● **Exercise directions**: Each record below should be reproduced as it is written, with pictures left out entirely.

━━━━━━━━━━━━━━━━━━━━

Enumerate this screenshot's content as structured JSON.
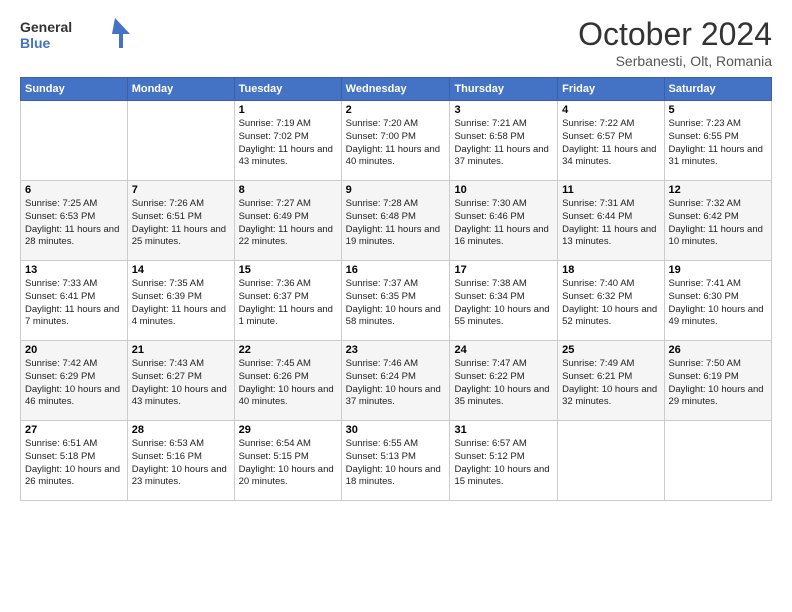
{
  "logo": {
    "general": "General",
    "blue": "Blue"
  },
  "header": {
    "month": "October 2024",
    "location": "Serbanesti, Olt, Romania"
  },
  "weekdays": [
    "Sunday",
    "Monday",
    "Tuesday",
    "Wednesday",
    "Thursday",
    "Friday",
    "Saturday"
  ],
  "weeks": [
    [
      {
        "day": "",
        "info": ""
      },
      {
        "day": "",
        "info": ""
      },
      {
        "day": "1",
        "info": "Sunrise: 7:19 AM\nSunset: 7:02 PM\nDaylight: 11 hours and 43 minutes."
      },
      {
        "day": "2",
        "info": "Sunrise: 7:20 AM\nSunset: 7:00 PM\nDaylight: 11 hours and 40 minutes."
      },
      {
        "day": "3",
        "info": "Sunrise: 7:21 AM\nSunset: 6:58 PM\nDaylight: 11 hours and 37 minutes."
      },
      {
        "day": "4",
        "info": "Sunrise: 7:22 AM\nSunset: 6:57 PM\nDaylight: 11 hours and 34 minutes."
      },
      {
        "day": "5",
        "info": "Sunrise: 7:23 AM\nSunset: 6:55 PM\nDaylight: 11 hours and 31 minutes."
      }
    ],
    [
      {
        "day": "6",
        "info": "Sunrise: 7:25 AM\nSunset: 6:53 PM\nDaylight: 11 hours and 28 minutes."
      },
      {
        "day": "7",
        "info": "Sunrise: 7:26 AM\nSunset: 6:51 PM\nDaylight: 11 hours and 25 minutes."
      },
      {
        "day": "8",
        "info": "Sunrise: 7:27 AM\nSunset: 6:49 PM\nDaylight: 11 hours and 22 minutes."
      },
      {
        "day": "9",
        "info": "Sunrise: 7:28 AM\nSunset: 6:48 PM\nDaylight: 11 hours and 19 minutes."
      },
      {
        "day": "10",
        "info": "Sunrise: 7:30 AM\nSunset: 6:46 PM\nDaylight: 11 hours and 16 minutes."
      },
      {
        "day": "11",
        "info": "Sunrise: 7:31 AM\nSunset: 6:44 PM\nDaylight: 11 hours and 13 minutes."
      },
      {
        "day": "12",
        "info": "Sunrise: 7:32 AM\nSunset: 6:42 PM\nDaylight: 11 hours and 10 minutes."
      }
    ],
    [
      {
        "day": "13",
        "info": "Sunrise: 7:33 AM\nSunset: 6:41 PM\nDaylight: 11 hours and 7 minutes."
      },
      {
        "day": "14",
        "info": "Sunrise: 7:35 AM\nSunset: 6:39 PM\nDaylight: 11 hours and 4 minutes."
      },
      {
        "day": "15",
        "info": "Sunrise: 7:36 AM\nSunset: 6:37 PM\nDaylight: 11 hours and 1 minute."
      },
      {
        "day": "16",
        "info": "Sunrise: 7:37 AM\nSunset: 6:35 PM\nDaylight: 10 hours and 58 minutes."
      },
      {
        "day": "17",
        "info": "Sunrise: 7:38 AM\nSunset: 6:34 PM\nDaylight: 10 hours and 55 minutes."
      },
      {
        "day": "18",
        "info": "Sunrise: 7:40 AM\nSunset: 6:32 PM\nDaylight: 10 hours and 52 minutes."
      },
      {
        "day": "19",
        "info": "Sunrise: 7:41 AM\nSunset: 6:30 PM\nDaylight: 10 hours and 49 minutes."
      }
    ],
    [
      {
        "day": "20",
        "info": "Sunrise: 7:42 AM\nSunset: 6:29 PM\nDaylight: 10 hours and 46 minutes."
      },
      {
        "day": "21",
        "info": "Sunrise: 7:43 AM\nSunset: 6:27 PM\nDaylight: 10 hours and 43 minutes."
      },
      {
        "day": "22",
        "info": "Sunrise: 7:45 AM\nSunset: 6:26 PM\nDaylight: 10 hours and 40 minutes."
      },
      {
        "day": "23",
        "info": "Sunrise: 7:46 AM\nSunset: 6:24 PM\nDaylight: 10 hours and 37 minutes."
      },
      {
        "day": "24",
        "info": "Sunrise: 7:47 AM\nSunset: 6:22 PM\nDaylight: 10 hours and 35 minutes."
      },
      {
        "day": "25",
        "info": "Sunrise: 7:49 AM\nSunset: 6:21 PM\nDaylight: 10 hours and 32 minutes."
      },
      {
        "day": "26",
        "info": "Sunrise: 7:50 AM\nSunset: 6:19 PM\nDaylight: 10 hours and 29 minutes."
      }
    ],
    [
      {
        "day": "27",
        "info": "Sunrise: 6:51 AM\nSunset: 5:18 PM\nDaylight: 10 hours and 26 minutes."
      },
      {
        "day": "28",
        "info": "Sunrise: 6:53 AM\nSunset: 5:16 PM\nDaylight: 10 hours and 23 minutes."
      },
      {
        "day": "29",
        "info": "Sunrise: 6:54 AM\nSunset: 5:15 PM\nDaylight: 10 hours and 20 minutes."
      },
      {
        "day": "30",
        "info": "Sunrise: 6:55 AM\nSunset: 5:13 PM\nDaylight: 10 hours and 18 minutes."
      },
      {
        "day": "31",
        "info": "Sunrise: 6:57 AM\nSunset: 5:12 PM\nDaylight: 10 hours and 15 minutes."
      },
      {
        "day": "",
        "info": ""
      },
      {
        "day": "",
        "info": ""
      }
    ]
  ]
}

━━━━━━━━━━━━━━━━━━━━

● **Exercise output**:
Enumerate this screenshot's content as structured JSON.
{
  "logo": {
    "general": "General",
    "blue": "Blue"
  },
  "header": {
    "month": "October 2024",
    "location": "Serbanesti, Olt, Romania"
  },
  "weekdays": [
    "Sunday",
    "Monday",
    "Tuesday",
    "Wednesday",
    "Thursday",
    "Friday",
    "Saturday"
  ],
  "weeks": [
    [
      {
        "day": "",
        "info": ""
      },
      {
        "day": "",
        "info": ""
      },
      {
        "day": "1",
        "info": "Sunrise: 7:19 AM\nSunset: 7:02 PM\nDaylight: 11 hours and 43 minutes."
      },
      {
        "day": "2",
        "info": "Sunrise: 7:20 AM\nSunset: 7:00 PM\nDaylight: 11 hours and 40 minutes."
      },
      {
        "day": "3",
        "info": "Sunrise: 7:21 AM\nSunset: 6:58 PM\nDaylight: 11 hours and 37 minutes."
      },
      {
        "day": "4",
        "info": "Sunrise: 7:22 AM\nSunset: 6:57 PM\nDaylight: 11 hours and 34 minutes."
      },
      {
        "day": "5",
        "info": "Sunrise: 7:23 AM\nSunset: 6:55 PM\nDaylight: 11 hours and 31 minutes."
      }
    ],
    [
      {
        "day": "6",
        "info": "Sunrise: 7:25 AM\nSunset: 6:53 PM\nDaylight: 11 hours and 28 minutes."
      },
      {
        "day": "7",
        "info": "Sunrise: 7:26 AM\nSunset: 6:51 PM\nDaylight: 11 hours and 25 minutes."
      },
      {
        "day": "8",
        "info": "Sunrise: 7:27 AM\nSunset: 6:49 PM\nDaylight: 11 hours and 22 minutes."
      },
      {
        "day": "9",
        "info": "Sunrise: 7:28 AM\nSunset: 6:48 PM\nDaylight: 11 hours and 19 minutes."
      },
      {
        "day": "10",
        "info": "Sunrise: 7:30 AM\nSunset: 6:46 PM\nDaylight: 11 hours and 16 minutes."
      },
      {
        "day": "11",
        "info": "Sunrise: 7:31 AM\nSunset: 6:44 PM\nDaylight: 11 hours and 13 minutes."
      },
      {
        "day": "12",
        "info": "Sunrise: 7:32 AM\nSunset: 6:42 PM\nDaylight: 11 hours and 10 minutes."
      }
    ],
    [
      {
        "day": "13",
        "info": "Sunrise: 7:33 AM\nSunset: 6:41 PM\nDaylight: 11 hours and 7 minutes."
      },
      {
        "day": "14",
        "info": "Sunrise: 7:35 AM\nSunset: 6:39 PM\nDaylight: 11 hours and 4 minutes."
      },
      {
        "day": "15",
        "info": "Sunrise: 7:36 AM\nSunset: 6:37 PM\nDaylight: 11 hours and 1 minute."
      },
      {
        "day": "16",
        "info": "Sunrise: 7:37 AM\nSunset: 6:35 PM\nDaylight: 10 hours and 58 minutes."
      },
      {
        "day": "17",
        "info": "Sunrise: 7:38 AM\nSunset: 6:34 PM\nDaylight: 10 hours and 55 minutes."
      },
      {
        "day": "18",
        "info": "Sunrise: 7:40 AM\nSunset: 6:32 PM\nDaylight: 10 hours and 52 minutes."
      },
      {
        "day": "19",
        "info": "Sunrise: 7:41 AM\nSunset: 6:30 PM\nDaylight: 10 hours and 49 minutes."
      }
    ],
    [
      {
        "day": "20",
        "info": "Sunrise: 7:42 AM\nSunset: 6:29 PM\nDaylight: 10 hours and 46 minutes."
      },
      {
        "day": "21",
        "info": "Sunrise: 7:43 AM\nSunset: 6:27 PM\nDaylight: 10 hours and 43 minutes."
      },
      {
        "day": "22",
        "info": "Sunrise: 7:45 AM\nSunset: 6:26 PM\nDaylight: 10 hours and 40 minutes."
      },
      {
        "day": "23",
        "info": "Sunrise: 7:46 AM\nSunset: 6:24 PM\nDaylight: 10 hours and 37 minutes."
      },
      {
        "day": "24",
        "info": "Sunrise: 7:47 AM\nSunset: 6:22 PM\nDaylight: 10 hours and 35 minutes."
      },
      {
        "day": "25",
        "info": "Sunrise: 7:49 AM\nSunset: 6:21 PM\nDaylight: 10 hours and 32 minutes."
      },
      {
        "day": "26",
        "info": "Sunrise: 7:50 AM\nSunset: 6:19 PM\nDaylight: 10 hours and 29 minutes."
      }
    ],
    [
      {
        "day": "27",
        "info": "Sunrise: 6:51 AM\nSunset: 5:18 PM\nDaylight: 10 hours and 26 minutes."
      },
      {
        "day": "28",
        "info": "Sunrise: 6:53 AM\nSunset: 5:16 PM\nDaylight: 10 hours and 23 minutes."
      },
      {
        "day": "29",
        "info": "Sunrise: 6:54 AM\nSunset: 5:15 PM\nDaylight: 10 hours and 20 minutes."
      },
      {
        "day": "30",
        "info": "Sunrise: 6:55 AM\nSunset: 5:13 PM\nDaylight: 10 hours and 18 minutes."
      },
      {
        "day": "31",
        "info": "Sunrise: 6:57 AM\nSunset: 5:12 PM\nDaylight: 10 hours and 15 minutes."
      },
      {
        "day": "",
        "info": ""
      },
      {
        "day": "",
        "info": ""
      }
    ]
  ]
}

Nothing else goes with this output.